and he pointed to the name of Mrs. S. L. A. N. G. Northbury, under the title of the tale.
"Do you know her?" asked Jo, with sudden interest.
"No; but I read all her pieces, and I know a fellow that works in the office where this paper is printed."
"Do you say she makes a good living out of stories like this?" and Jo looked more respectfully at the agitated group and thickly-sprinkled exclamation points that adorned the page.
"Guess she does! she knows just what folks like, and gets paid well for writing it."
Here the lecture began, but Jo heard very little of it, for while Professor Sands was prosing away about Belzoni, Cheops, scarabei, and hieroglyphics, she was covertly taking down the address of the paper, and boldly resolving to try for the hundred dollar prize offered in its columns for a sensational story. By the time the lecture ended, and the audience awoke, she had built up a splendid fortune for herself (not the first founded upon paper), and was already deep in the concoction of her story, being unable to decide whether the duel should come before the elopement or after the murder.

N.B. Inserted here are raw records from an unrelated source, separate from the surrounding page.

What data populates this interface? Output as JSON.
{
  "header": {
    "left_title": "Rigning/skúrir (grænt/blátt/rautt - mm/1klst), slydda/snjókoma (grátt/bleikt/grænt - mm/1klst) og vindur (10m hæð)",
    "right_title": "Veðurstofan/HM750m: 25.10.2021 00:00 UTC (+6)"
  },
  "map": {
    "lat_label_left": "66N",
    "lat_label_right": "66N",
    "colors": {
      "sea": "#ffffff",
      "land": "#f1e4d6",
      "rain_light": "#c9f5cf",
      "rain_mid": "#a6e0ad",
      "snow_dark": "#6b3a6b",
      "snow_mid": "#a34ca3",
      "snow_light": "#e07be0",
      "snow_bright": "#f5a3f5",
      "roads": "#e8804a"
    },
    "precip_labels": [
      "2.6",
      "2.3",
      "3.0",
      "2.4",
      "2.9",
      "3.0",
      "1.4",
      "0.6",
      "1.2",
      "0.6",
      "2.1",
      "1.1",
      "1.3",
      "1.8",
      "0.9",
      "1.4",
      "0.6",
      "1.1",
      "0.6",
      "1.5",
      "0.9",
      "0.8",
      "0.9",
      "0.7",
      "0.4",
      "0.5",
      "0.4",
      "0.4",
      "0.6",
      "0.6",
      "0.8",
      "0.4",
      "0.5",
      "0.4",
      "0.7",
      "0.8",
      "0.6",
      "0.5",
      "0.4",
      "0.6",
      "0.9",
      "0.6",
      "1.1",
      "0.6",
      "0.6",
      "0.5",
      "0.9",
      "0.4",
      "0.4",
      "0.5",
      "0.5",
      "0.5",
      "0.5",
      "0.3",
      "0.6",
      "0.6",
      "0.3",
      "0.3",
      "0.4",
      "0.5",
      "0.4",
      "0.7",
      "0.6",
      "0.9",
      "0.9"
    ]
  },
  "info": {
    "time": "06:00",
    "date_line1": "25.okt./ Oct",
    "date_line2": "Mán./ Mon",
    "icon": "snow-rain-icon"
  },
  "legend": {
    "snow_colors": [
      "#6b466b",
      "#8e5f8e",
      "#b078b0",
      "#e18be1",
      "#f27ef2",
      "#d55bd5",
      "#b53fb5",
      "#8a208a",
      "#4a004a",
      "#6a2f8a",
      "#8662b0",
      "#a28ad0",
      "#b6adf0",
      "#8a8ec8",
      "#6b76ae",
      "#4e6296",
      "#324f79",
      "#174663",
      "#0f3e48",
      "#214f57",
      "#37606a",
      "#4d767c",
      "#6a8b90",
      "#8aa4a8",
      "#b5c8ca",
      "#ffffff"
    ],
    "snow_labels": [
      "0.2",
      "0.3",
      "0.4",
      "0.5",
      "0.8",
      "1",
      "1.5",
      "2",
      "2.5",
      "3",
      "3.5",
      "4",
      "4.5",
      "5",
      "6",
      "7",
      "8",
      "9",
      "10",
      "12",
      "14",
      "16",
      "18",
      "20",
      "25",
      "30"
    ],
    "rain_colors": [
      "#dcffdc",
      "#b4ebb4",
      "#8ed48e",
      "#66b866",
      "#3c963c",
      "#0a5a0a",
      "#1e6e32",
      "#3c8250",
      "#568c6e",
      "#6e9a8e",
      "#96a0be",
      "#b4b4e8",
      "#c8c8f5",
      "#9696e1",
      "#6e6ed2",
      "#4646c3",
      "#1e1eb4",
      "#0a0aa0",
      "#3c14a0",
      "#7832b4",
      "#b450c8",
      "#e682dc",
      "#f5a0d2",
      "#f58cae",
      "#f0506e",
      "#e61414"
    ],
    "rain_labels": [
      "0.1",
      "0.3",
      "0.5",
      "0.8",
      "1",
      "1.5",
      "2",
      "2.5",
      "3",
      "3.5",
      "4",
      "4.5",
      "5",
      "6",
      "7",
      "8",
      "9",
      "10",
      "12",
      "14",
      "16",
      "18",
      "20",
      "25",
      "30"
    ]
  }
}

She said nothing of her plan at home, but fell to work next day, much to the disquiet of her mother, who always looked a little anxious when "genius took to burning." Jo had never tried this style before, contenting herself with very mild romances for the "Spread Eagle." Her theatrical experience and miscellaneous reading were of service now, for they gave her some idea of dramatic effect, and supplied plot, language, and costumes. Her story was as full